They also engaged in open marriages and relationships, risking pregnancy in an era that didn’t accept unwed mothers. “Women in sexually free relationships with men could hardly hope to participate as equals without, at the very least, birth control,” Wheeler writes.
Nudity also was a personal issue for some ACLU founders and leaders, since they practiced it at a private compound in the 1920s in Martha’s Vineyard.
“In this ‘communal utopia’ of rustic cottages spread over a 40-acre private complex, ACLU leaders relaxed, threw parties, discussed current events, recruited new members, negotiated complicated love affairs and sunbathed together in the nude,” Wheeler writes.
From there, it wasn’t a great leap for the ACLU to take on the cause of nudists in the 1930s by backing the challenge of a New York law that made it illegal for more than two people to be nude in private, Wheeler writes.
That law came about after a nudist group hosted an open house at a rented Manhattan gymnasium for potential nudists in 1934. Police raided the event, and the arrests pushed the case into the legal system.
Championing nudism as a constitutional right wasn’t for the faint of heart in the 1930s, she writes.
Even Pope Pius XII got involved, calling nudism “a wanton, pagan cult.”
Such details make How Sex Became a Civil Liberty both readable and memorable.
That’s because Wheeler has a gift for digging details out of the historical record and turning them into a memorable story, says a colleague in Binghamton University’s History Department.
“Leigh Ann is extremely good at explaining things you may take for granted, and she does it in a very compelling way,” says Douglas Bradburn, an associate professor of history at Binghamton and the author of The Citizenship Revolution: Politics and the Creation of the American Union (2009). “I expect it to be an excellent book.”
While the ACLU continued to gain public stature and rack up victories on sexual issues through the decades, it also was selective about the cases it backed. There were internal arguments about what fights to pick and which ones to back away from, Wheeler writes. But the organization didn’t lose its affinity for colorful and controversial causes over the years.
During the 1960s, ACLU members went to parties at Playboy founder Hugh Hefner’s mansion and sought funding from Hefner’s foundation to fund causes such as fighting obscenity laws and other sexual issues.
In the 1970s and 1980s, the ACLU moved on to rape and sexual harassment as issues, Wheeler says.
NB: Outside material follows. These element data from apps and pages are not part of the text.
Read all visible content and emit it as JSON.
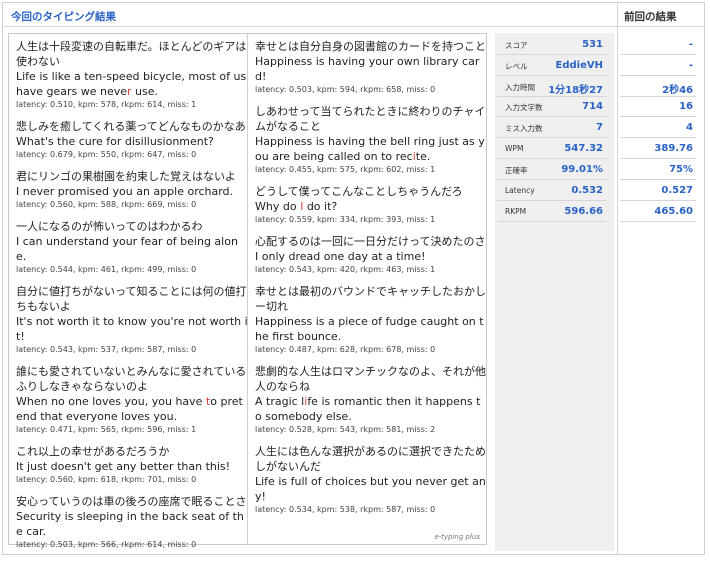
{
  "header": {
    "title": "今回のタイピング結果",
    "previous_title": "前回の結果"
  },
  "colors": {
    "accent": "#2a63c6",
    "miss": "#e0423b"
  },
  "left_column": [
    {
      "jp": "人生は十段変速の自転車だ。ほとんどのギアは使わない",
      "en_parts": [
        "Life is like a ten-speed bicycle, most of us have gears we neve",
        "r",
        " use."
      ],
      "stats": "latency: 0.510, kpm: 578, rkpm: 614, miss: 1"
    },
    {
      "jp": "悲しみを癒してくれる薬ってどんなものかなあ",
      "en_parts": [
        "What's the cure for disillusionment?",
        "",
        ""
      ],
      "stats": "latency: 0.679, kpm: 550, rkpm: 647, miss: 0"
    },
    {
      "jp": "君にリンゴの果樹園を約束した覚えはないよ",
      "en_parts": [
        "I never promised you an apple orchard.",
        "",
        ""
      ],
      "stats": "latency: 0.560, kpm: 588, rkpm: 669, miss: 0"
    },
    {
      "jp": "一人になるのが怖いってのはわかるわ",
      "en_parts": [
        "I can understand your fear of being alone.",
        "",
        ""
      ],
      "stats": "latency: 0.544, kpm: 461, rkpm: 499, miss: 0"
    },
    {
      "jp": "自分に値打ちがないって知ることには何の値打ちもないよ",
      "en_parts": [
        "It's not worth it to know you're not worth it!",
        "",
        ""
      ],
      "stats": "latency: 0.543, kpm: 537, rkpm: 587, miss: 0"
    },
    {
      "jp": "誰にも愛されていないとみんなに愛されているふりしなきゃならないのよ",
      "en_parts": [
        "When no one loves you, you have ",
        "t",
        "o pretend that everyone loves you."
      ],
      "stats": "latency: 0.471, kpm: 565, rkpm: 596, miss: 1"
    },
    {
      "jp": "これ以上の幸せがあるだろうか",
      "en_parts": [
        "It just doesn't get any better than this!",
        "",
        ""
      ],
      "stats": "latency: 0.560, kpm: 618, rkpm: 701, miss: 0"
    },
    {
      "jp": "安心っていうのは車の後ろの座席で眠ることさ",
      "en_parts": [
        "Security is sleeping in the back seat of the car.",
        "",
        ""
      ],
      "stats": "latency: 0.503, kpm: 566, rkpm: 614, miss: 0"
    }
  ],
  "right_column": [
    {
      "jp": "幸せとは自分自身の図書館のカードを持つこと",
      "en_parts": [
        "Happiness is having your own library card!",
        "",
        ""
      ],
      "stats": "latency: 0.503, kpm: 594, rkpm: 658, miss: 0"
    },
    {
      "jp": "しあわせって当てられたときに終わりのチャイムがなること",
      "en_parts": [
        "Happiness is having the bell ring just as you are being called on to rec",
        "i",
        "te."
      ],
      "stats": "latency: 0.455, kpm: 575, rkpm: 602, miss: 1"
    },
    {
      "jp": "どうして僕ってこんなことしちゃうんだろ",
      "en_parts": [
        "Why do ",
        "I",
        " do it?"
      ],
      "stats": "latency: 0.559, kpm: 334, rkpm: 393, miss: 1"
    },
    {
      "jp": "心配するのは一回に一日分だけって決めたのさ",
      "en_parts": [
        "I only dread one day at a time!",
        "",
        ""
      ],
      "stats": "latency: 0.543, kpm: 420, rkpm: 463, miss: 1"
    },
    {
      "jp": "幸せとは最初のバウンドでキャッチしたおかしー切れ",
      "en_parts": [
        "Happiness is a piece of fudge caught on the first bounce.",
        "",
        ""
      ],
      "stats": "latency: 0.487, kpm: 628, rkpm: 678, miss: 0"
    },
    {
      "jp": "悲劇的な人生はロマンチックなのよ、それが他人のならね",
      "en_parts": [
        "A tragic l",
        "i",
        "fe is romantic then it happens to somebody else."
      ],
      "stats": "latency: 0.528, kpm: 543, rkpm: 581, miss: 2"
    },
    {
      "jp": "人生には色んな選択があるのに選択できたためしがないんだ",
      "en_parts": [
        "Life is full of choices but you never get any!",
        "",
        ""
      ],
      "stats": "latency: 0.534, kpm: 538, rkpm: 587, miss: 0"
    }
  ],
  "credit": "e-typing plus",
  "summary": [
    {
      "label": "スコア",
      "current": "531",
      "previous": "-"
    },
    {
      "label": "レベル",
      "current": "EddieVH",
      "previous": "-"
    },
    {
      "label": "入力時間",
      "current": "1分18秒27",
      "previous": "2秒46"
    },
    {
      "label": "入力文字数",
      "current": "714",
      "previous": "16"
    },
    {
      "label": "ミス入力数",
      "current": "7",
      "previous": "4"
    },
    {
      "label": "WPM",
      "current": "547.32",
      "previous": "389.76"
    },
    {
      "label": "正確率",
      "current": "99.01%",
      "previous": "75%"
    },
    {
      "label": "Latency",
      "current": "0.532",
      "previous": "0.527"
    },
    {
      "label": "RKPM",
      "current": "596.66",
      "previous": "465.60"
    }
  ]
}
But by 1980, membership started to fall off as both courts and the country became more conservative, she says. The ACLU found itself fighting with feminists over challenges to rape laws and sexual harassment, and earlier successes were sometimes a double-edged sword.
For instance, ACLU-backed laws requiring informed consent, including mandatory counseling and a waiting period for poor people seeking sterilization, would be used by anti-abortion groups to impose the same standards on women seeking abortions, Wheeler says.
“A lot of feminists were angry,” she says. “They knew it would come back to haunt them.”
There have been other consequences of sex as a civil right, including a society saturated with sexual images, Wheeler says, and not everyone appreciates the exposure.
“Disagreements about the parameters of free speech and sexual privacy abound,” she writes in the conclusion of her book.
Those battles are likely to continue in the lives of her students, whom she continues to rely on for insights and inspiration, she says.
“From all of them I learn more about how to make history matter to young people today; that makes me a better teacher and also a better writer,” she says.